THE HUMAN PROTEIN ATLAS BLOG

Sample preparation – planning is crucial

2016-11-22
Antibody Cell Atlas Immunofluorescence


Christian Gnann by the Tecan's Freedom EVO pipetting robot

To prepare all the images for the Cell Atlas, released on December 4, the cells used are primed for staining and microscopy. Sample preparation is an important step when performing immunofluorescence studies. If wrongly applied it can not only cause unsuccessful detection but also generate misleading information.

The sample preparation performed by the Cell Atlas team includes cell fixation, permeabilization, and immunostaining with primary and secondary antibodies.

– The fixation is the crucial step, and different fixation protocols work better for different sets of proteins, Christian Gnann, a research engineer in the Cell Profiling group explains.

However, in a systematic, proteome-wide effort such as the Cell Atlas, a need exists for a standard fixation protocol that works well for the majority of all proteins independent of subcellular localization. Therefore the group has performed studies on different fixation protocols, and has come to the conclusion that cross-linking is essential, and that cross-linking using paraformaldehyde followed by Triton X-100 permeabilization successfully can be used as a single fixation protocol for systematic studies.

– This protocol that we use covers all kinds of proteins and works for all the different cell lines we use, Christian Gnann says.

Christian Gnann takes part in all the steps of the production: from cell cultivation to antibody dilution, sample preparation and imaging.

– All our steps are automated which gives us a very reproducible process. To be successful with this large type of project concentration and above all, planning is crucial, he says.

Christian explains how it is vital to design all the steps leading up to the final image already when thawing the cells.

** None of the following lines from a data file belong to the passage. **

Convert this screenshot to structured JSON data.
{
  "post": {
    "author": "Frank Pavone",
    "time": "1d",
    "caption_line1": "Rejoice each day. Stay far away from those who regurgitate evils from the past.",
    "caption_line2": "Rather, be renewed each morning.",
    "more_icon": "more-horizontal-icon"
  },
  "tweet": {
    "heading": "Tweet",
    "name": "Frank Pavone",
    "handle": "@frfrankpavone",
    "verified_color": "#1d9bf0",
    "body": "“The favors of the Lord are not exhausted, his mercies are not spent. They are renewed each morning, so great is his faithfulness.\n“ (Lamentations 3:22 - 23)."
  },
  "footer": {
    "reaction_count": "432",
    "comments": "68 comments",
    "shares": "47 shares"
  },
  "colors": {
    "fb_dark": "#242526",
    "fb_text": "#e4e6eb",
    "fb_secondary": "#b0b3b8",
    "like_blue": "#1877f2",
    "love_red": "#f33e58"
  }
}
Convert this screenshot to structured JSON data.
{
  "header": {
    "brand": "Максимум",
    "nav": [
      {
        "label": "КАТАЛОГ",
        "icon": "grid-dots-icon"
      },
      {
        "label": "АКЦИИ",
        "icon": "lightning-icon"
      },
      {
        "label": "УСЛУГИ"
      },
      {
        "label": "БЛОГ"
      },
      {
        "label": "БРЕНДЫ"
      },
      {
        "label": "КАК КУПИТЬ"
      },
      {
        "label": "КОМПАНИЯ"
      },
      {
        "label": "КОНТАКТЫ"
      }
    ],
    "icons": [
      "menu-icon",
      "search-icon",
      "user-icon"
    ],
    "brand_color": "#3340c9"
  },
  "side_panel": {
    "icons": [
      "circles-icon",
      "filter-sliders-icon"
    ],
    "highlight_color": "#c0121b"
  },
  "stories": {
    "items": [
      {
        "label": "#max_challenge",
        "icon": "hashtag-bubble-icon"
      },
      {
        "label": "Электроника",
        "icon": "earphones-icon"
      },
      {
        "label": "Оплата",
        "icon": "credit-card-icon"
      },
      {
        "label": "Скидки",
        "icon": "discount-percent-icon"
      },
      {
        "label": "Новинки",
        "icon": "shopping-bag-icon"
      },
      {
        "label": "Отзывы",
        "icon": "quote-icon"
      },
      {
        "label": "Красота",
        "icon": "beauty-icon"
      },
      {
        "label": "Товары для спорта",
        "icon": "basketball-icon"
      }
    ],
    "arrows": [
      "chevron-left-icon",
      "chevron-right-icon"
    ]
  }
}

However, cells are living material.

– You can never be sure of how the cells will grow, so even if you have everything planned out, you have to be flexible.

With a Bachelor in Pharmaceutical Biochemistry from Germany, Christian Gnann has the perfect background to be a research engineer in the lab, where he actually did his Bachelorīs thesis.

– During my Bachelorīs studies we went to on a field trip to Denmark and Sweden, visited among other places SciLifeLab, where I fell in love with the Cell Profiling group.

So Christian ended up doing his thesis in the group, under the supervision of Peter Thul, where he investigated chromatin binding and Golgi associated proteins. After finishing his studies, he came back to the lab to work as a research engineer.

– I took this job and planned to go back to do a Masters, but my stay in Sweden has become longer than I first thought, mainly because it is such a fun group to work in, I am really enjoying the team work that we have! I would love to stay and see all the exciting new projects coming up, maybe Iīll even do my Master here, Christian concludes.

Read the paper on optimisation of the fixation protocol here >>


Frida Henningson Johnson